|International Classification||B65C9/18, B65C9/28|
|Cooperative Classification||Y10T156/1707, Y10T156/171, B65C9/1876, B65C9/28|
|European Classification||B65C9/28, B65C9/18B4|
|Nov 19, 1984||AS||Assignment|
Owner name: WALLETT INTERNATIONAL LIMITD DAWSON HOUSE, 24 LADB
Free format text: ASSIGNMENT OF ASSIGNORS INTEREST.;ASSIGNOR:MOSS, JAMES A.;REEL/FRAME:004336/0936
Effective date: 19841108
Owner name: WALLETT INTERNATIONAL LIMITED,ENGLAND
Free format text: ASSIGNMENT OF ASSIGNORS INTEREST;ASSIGNOR:MOSS, JAMES A.;REEL/FRAME:004336/0936
Effective date: 19841108

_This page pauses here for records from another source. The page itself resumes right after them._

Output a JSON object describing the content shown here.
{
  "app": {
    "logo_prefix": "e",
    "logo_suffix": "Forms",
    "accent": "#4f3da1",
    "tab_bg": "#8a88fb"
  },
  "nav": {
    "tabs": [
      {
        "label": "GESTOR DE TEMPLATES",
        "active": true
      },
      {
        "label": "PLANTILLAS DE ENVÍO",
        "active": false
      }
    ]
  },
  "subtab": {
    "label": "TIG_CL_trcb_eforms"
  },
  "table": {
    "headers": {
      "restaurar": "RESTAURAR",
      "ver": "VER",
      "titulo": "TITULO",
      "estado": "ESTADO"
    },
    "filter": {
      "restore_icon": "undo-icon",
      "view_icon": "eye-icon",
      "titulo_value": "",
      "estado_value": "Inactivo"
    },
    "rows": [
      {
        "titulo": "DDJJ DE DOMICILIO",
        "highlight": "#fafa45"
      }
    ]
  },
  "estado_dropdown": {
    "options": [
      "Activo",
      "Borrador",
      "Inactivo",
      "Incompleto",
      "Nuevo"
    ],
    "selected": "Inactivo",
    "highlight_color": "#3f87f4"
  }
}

|Mar 12, 1990||FPAY||Fee payment|
Year of fee payment: 4
|Apr 26, 1994||REMI||Maintenance fee reminder mailed|
|Sep 18, 1994||LAPS||Lapse for failure to pay maintenance fees|
|Nov 29, 1994||FP||Expired due to failure to pay maintenance fee|
Effective date: 19940921